Moreover, some protestors publicly and dramatically called for American assistance, waving U.S. flags at rallies, and urged congressional approval of sanctions legislation. The Heritage Foundation’s Walter Lohman wondered if the “protesters in Hong Kong ever understood the limited impact American power could have on Beijing’s calculations”? Apparently not. Alas, Xi and other CCP grandees also saw those demonstrations. The plea for U.S. intervention was sure to enrage, providing another humiliation at the hands of activists seen as enemies of China. Such language also offered evidence for those who believed the United States instigated the protests and may have sparked fears of more direct American intervention in the future.
At that point, Hong Kong’s fate was sealed. For a government dedicated to control and order, the situation in the territory had become intolerable. It is hard to imagine anyone in Beijing arguing against a proposal to crush the protests, though the regime undoubtedly preferred to do so in a way that avoided mass casualties. The regime also hoped to maintain the fiction of respecting “two systems, one country.” The National Security Law, with an assist from the COVID-19 epidemic, turned out to be an almost perfect vehicle. Xi and his colleagues proved to be tragically perceptive in how to quickly and effectively break the opposition.
The loss of Hong Kong is a tragedy and offers important lessons in dealing with China—asking for what cannot be given and insulting proud nationalists might be morally inspirational, but is a bad strategy. Hong Kongers will pay the price for this.

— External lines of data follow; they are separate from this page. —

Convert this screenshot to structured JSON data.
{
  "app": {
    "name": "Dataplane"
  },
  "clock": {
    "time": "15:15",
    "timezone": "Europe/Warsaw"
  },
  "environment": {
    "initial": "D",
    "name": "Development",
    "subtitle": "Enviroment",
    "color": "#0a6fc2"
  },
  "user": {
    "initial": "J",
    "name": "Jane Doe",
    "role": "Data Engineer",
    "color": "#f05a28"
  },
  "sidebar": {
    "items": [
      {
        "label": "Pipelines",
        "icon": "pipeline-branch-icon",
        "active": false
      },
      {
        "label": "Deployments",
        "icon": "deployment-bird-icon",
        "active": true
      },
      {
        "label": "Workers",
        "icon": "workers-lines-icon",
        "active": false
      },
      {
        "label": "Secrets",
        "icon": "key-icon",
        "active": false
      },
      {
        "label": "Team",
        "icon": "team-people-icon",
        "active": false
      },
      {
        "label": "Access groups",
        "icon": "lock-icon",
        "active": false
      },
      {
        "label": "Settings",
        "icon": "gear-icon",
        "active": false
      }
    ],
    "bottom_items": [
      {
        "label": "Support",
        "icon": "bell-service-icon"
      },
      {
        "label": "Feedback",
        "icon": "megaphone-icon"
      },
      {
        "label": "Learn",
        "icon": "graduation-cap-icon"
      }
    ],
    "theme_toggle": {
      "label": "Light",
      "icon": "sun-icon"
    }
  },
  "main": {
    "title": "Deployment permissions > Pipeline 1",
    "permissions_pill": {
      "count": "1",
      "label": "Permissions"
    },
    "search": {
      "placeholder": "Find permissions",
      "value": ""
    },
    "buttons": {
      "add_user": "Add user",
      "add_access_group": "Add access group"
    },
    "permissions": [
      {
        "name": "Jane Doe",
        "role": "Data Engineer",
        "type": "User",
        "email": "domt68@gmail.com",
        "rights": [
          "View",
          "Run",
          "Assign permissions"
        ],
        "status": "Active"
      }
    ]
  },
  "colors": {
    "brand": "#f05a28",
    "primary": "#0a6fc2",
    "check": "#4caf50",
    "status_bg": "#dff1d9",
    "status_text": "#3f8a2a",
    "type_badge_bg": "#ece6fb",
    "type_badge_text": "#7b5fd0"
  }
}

Hong Kong will survive, but eventually will look like any other Chinese city—advanced, busy, and prosperous, but without many of its most creative and inventive residents, or the rule of law and relative transparency that underpinned business in the city.
China was always going to eventually retake full control: The CCP does not want its people to be free. Protests might have sped up the process, but a crackdown of some kind under Xi or his successors was inevitable. But Beijing is also a loser here. With Hong Kong increasingly treated like the mainland, where the CCP applies repressive legislation broadly, takes Westerners hostage in disputes with foreign governments, and treats economic information as secret, over time U.S., European, and Asian companies will shrink their presence or leave entirely. And Beijing has also demonstrated that its international commitments are worthless. The West won’t be able to reverse China’s action, but it will approach the PRC with ever greater caution and skepticism in the future.